He is, however, eventually compelled to speak out to his commander Moishe, that “it’s not right” for the Jews to displace the Arabs when they are so defenseless and passive. Moishe though is entirely indifferent and points out that if the Jews were in the Arab’s position right now, the Jews would be dead. He warns Yizhar’s narrator that if they don’t take care of the Arabs now, the group will present bigger issues for the Jews in the future. The narrator continues to argue with himself, but ultimately decides “this is war!” Though he does not by any means fully convince himself that his actions are just, he has at least subsumed his outward expression of guilt and questioning beneath the guise of wartime allowances.

As David Shulman notes in the afterword though, Yizhar’s expression of “all is well in war” gains greater irony in the fact that not much has changed in Israel now that the war is over. People are still being displaced, people are still hating and killing one another, and yet the excuse of war can no longer be used.  Though it might appear that the novel bends on a moralistic theme, Shulman notes that Yizhar’s narrative hinges more on choice than on morality. Perhaps these choices are necessarily tethered to morality as they are intimately bound to the notion of peer pressure both in the form of people and ideologies.

The text spans a mere 144 pages, and Yizhar propels readers directly into both the internal and external action of the novella, keeping them there throughout.
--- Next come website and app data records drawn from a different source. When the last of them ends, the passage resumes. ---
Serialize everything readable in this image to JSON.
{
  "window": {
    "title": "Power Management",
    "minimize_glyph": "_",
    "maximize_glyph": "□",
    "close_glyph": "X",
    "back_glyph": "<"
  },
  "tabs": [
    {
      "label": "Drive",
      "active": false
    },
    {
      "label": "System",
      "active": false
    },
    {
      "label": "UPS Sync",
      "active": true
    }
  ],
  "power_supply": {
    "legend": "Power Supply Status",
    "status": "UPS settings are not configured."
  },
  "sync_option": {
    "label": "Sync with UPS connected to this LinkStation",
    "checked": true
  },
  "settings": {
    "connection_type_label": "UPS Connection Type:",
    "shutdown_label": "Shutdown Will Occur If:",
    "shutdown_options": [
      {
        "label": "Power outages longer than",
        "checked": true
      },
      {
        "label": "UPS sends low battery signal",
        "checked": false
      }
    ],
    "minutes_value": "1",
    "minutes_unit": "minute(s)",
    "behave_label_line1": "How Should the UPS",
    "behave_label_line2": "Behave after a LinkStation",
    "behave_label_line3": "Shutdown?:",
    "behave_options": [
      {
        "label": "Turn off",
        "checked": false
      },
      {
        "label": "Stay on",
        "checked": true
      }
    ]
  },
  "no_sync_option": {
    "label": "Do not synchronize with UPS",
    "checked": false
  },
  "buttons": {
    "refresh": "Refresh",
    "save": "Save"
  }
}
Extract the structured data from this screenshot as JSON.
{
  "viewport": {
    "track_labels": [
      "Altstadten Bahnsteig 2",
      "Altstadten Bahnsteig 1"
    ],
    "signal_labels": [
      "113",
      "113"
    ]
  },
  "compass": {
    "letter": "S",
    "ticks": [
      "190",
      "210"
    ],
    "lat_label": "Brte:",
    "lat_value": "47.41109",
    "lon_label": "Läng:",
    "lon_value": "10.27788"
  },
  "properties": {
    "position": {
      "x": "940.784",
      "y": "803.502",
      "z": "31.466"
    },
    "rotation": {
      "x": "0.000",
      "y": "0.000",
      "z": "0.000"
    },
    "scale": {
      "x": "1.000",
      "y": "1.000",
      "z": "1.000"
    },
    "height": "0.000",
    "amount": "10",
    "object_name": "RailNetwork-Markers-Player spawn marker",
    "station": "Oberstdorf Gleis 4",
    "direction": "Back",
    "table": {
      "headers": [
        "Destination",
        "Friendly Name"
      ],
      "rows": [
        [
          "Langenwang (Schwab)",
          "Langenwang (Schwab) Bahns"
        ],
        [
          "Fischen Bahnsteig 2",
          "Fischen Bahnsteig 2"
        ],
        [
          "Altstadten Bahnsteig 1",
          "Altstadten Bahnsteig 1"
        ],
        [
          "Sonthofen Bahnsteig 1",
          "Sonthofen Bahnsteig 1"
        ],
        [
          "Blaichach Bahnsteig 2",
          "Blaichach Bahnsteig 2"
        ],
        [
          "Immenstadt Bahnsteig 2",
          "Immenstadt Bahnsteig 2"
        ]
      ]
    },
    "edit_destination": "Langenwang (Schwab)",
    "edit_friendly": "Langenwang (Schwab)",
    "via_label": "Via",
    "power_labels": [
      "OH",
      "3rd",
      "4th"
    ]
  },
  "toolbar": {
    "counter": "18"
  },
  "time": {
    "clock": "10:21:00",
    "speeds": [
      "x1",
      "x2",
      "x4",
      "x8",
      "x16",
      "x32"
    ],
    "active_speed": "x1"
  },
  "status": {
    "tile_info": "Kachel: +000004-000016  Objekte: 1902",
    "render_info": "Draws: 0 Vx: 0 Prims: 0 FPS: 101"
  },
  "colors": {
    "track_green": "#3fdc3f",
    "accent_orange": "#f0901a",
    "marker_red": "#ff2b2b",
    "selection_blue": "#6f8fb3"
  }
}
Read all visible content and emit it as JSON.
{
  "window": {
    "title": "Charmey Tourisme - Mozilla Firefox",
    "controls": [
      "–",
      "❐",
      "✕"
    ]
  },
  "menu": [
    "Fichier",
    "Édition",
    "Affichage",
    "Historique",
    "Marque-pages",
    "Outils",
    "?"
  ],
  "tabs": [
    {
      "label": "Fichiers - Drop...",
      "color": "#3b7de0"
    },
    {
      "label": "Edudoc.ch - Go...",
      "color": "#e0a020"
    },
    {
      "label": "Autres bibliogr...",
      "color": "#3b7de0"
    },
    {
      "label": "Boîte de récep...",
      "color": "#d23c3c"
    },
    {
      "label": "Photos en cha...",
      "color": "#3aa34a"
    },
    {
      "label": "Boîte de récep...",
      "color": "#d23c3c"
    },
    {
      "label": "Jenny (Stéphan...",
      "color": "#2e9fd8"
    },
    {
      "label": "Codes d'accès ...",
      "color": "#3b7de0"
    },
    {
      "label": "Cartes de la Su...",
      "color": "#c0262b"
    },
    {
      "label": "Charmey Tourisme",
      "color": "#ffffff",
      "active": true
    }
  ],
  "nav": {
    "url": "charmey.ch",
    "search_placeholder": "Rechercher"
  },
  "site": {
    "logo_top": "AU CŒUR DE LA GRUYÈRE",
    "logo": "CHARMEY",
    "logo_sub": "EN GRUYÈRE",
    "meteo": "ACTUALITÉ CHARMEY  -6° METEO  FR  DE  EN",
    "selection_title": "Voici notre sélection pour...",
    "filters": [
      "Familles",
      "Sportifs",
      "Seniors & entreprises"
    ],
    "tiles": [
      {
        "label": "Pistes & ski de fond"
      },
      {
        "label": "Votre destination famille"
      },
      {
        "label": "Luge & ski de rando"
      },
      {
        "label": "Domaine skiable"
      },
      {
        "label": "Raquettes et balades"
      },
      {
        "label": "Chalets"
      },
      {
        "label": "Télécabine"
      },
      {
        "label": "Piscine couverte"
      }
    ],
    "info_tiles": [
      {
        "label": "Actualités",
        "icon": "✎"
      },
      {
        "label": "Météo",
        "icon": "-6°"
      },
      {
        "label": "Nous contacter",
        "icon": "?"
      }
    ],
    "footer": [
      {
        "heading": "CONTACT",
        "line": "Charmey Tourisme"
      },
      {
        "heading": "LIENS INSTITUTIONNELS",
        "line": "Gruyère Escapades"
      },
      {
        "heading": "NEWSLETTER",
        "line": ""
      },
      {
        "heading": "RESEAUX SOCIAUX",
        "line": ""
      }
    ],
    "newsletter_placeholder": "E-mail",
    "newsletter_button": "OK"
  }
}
Usually with translated text, there is a profound sense of loss and sadness surrounding the physical words on the page because they are merely representations of the original words used in the native language. De Lange and Dweck, however, capture with verve the poetic essence of the text beautifully and aptly. Yizhar’s very Dickens-like sentences build into paragraphs that wind around your heart, pulling you forward into the action, the distress, and the ambivalence that characterizes his work.

This new translation by Nicholas de Lange and Yaacob Dweck was re-released by Farrar, Straus and Giroux in December of 2014 and can be found at your local bookstore.

Read more fiction book reviews at Centered on Books.

FTC Disclaimer: I received this book from NetGalley for a fair and honest review of the text.